I beg leave to present to your notice the bearer hereof mr Isham Lewis , a nephew of mine who proposes to become a resident of the Missisipi or Orleans territory . you will find him to be of excellent dispositions, correct in his conduct, and of a sound understanding, little aided only by a common education. he wishes to find employment in the business of surveying; and it is to request you to...
On reciept of your favor of the 8 th I determined to take the first hour of leisure to make a more scrupulous search through Genl. Kosciuzko ’s papers, for his 8. p r cent certificates ; the belief that you had them, had rendered the first search less particular, which belief your last letter put an end to. entering on it a day or two ago, and unfolding every paper in his bundle, I had at...
Your free & cordial salutations in my retirement, are recieved fellow citizens, with great pleasure, & the happiness of that retirement is much heightened by assurances of satisfaction with the course I have pursued in the transaction of the public affairs, & that the confidence my fellow citizens were pleased to repose in me has not been disappointed. Great sacrifices of interest have...
I am sorry to hear of your attack of rheumatism both on your own account & that of the public, & as I think you will have to go on as soon as you are able. I believe that immediately on the pacification with England , a vessel was dispatched to France for the Ultimatum of that government as I presume. Turreau was earnest in giving assurances that Napoleon would revoke his decrees, considering...
Your’s of the 15 th I have recieved, and am thankful to you for the information as to the broadtailed ram, & shall be particularly so to D r Thornton if he can spare me one, as I have no chance of getting one in this state. mr Howard was mistaken in supposing I was sending for one. there is no such animal nearer than Washington . will you be so good as to inform me whether the one D r Thornton...
I have recieved very thankfully the two copies of your pamphlet on the constitution of the US. and shall certainly read them with pleasure. I had formerly looked with great interest to the experiment which was going on in France of an executive Directory, while that of a single elective executive was under trial here. I thought the issue of them might fairly decide the question between the two...
Your favor of Nov. 14 . came to me in due time, but much oppressed with business then & to the end of my political term, I put it by as I did the civilities of my other friends till the leisure I expected here should permit me to acknolege them without the neglect of any public duty. I am very sensible of the kindness of the sentiments expressed in your letter, & of the general indulgence with...

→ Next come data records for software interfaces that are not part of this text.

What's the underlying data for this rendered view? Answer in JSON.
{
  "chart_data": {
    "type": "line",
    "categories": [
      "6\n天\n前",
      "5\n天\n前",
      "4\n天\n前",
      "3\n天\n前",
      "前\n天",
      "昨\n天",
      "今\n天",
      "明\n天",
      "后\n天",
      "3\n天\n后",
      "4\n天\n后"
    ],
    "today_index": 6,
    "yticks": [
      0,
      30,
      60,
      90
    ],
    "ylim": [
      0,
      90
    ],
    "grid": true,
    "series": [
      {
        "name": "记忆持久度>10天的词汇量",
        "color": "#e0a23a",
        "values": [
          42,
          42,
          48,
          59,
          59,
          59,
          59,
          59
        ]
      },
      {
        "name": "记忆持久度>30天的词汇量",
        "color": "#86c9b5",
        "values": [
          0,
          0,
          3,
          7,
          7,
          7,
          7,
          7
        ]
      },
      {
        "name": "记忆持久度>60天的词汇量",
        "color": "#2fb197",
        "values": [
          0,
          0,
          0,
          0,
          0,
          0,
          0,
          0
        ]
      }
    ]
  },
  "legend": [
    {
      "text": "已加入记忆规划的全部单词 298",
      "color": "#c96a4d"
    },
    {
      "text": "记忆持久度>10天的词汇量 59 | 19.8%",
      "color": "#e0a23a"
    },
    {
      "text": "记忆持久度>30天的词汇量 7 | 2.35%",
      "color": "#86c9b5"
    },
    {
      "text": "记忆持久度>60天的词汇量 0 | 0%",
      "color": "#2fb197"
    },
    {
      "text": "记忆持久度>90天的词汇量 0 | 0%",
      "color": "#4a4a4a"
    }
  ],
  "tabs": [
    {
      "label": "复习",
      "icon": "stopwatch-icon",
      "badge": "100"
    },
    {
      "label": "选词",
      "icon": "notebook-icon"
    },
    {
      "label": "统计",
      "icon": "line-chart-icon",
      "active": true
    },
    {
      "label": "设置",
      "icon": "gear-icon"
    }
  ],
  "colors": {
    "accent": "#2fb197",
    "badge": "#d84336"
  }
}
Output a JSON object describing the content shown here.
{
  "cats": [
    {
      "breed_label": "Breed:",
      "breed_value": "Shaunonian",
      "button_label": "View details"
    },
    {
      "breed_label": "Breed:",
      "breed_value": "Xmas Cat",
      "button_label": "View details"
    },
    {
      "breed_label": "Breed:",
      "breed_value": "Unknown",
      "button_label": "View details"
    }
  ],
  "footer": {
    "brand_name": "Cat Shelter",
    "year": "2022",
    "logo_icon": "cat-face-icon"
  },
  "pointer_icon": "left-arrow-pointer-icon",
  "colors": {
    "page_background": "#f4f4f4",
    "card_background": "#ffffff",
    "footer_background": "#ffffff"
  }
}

Your favor of March 14. was recieved in due time. the apology for so late an acknolegement of it must be the multiplied occupations of my new situation after so long an absence from it. truth requires me to add also that after being so long chained to the writing table, I go to it with reluctance, and listen with partiality to every call from any other quarter. I have not however been the less...
Your favor of Apr. 7. has been duly recieved, with the copy of that of January. on reading the first paragraph of it respecting the nuts, I was confident I had recieved it, as I had forwarded the nuts on to a friend in Philadelphia . on searching my letter bundles, I accordingly found that of January recieved on the 27 th of that month . yet when Cap t Decatur sent me the Mould board, the part...
1809. June 3. a beef purchased Apr. 15. weighing the 4. quarters 637 ℔ and another supposed to weigh about have lasted to this day, to wit 7. weeks. this is about 20.℔ of beef a day. Aug. 27. the two Canteens of brandy from Leitch . Aug. 29. 25.℔ brown sugar rec d from Leitch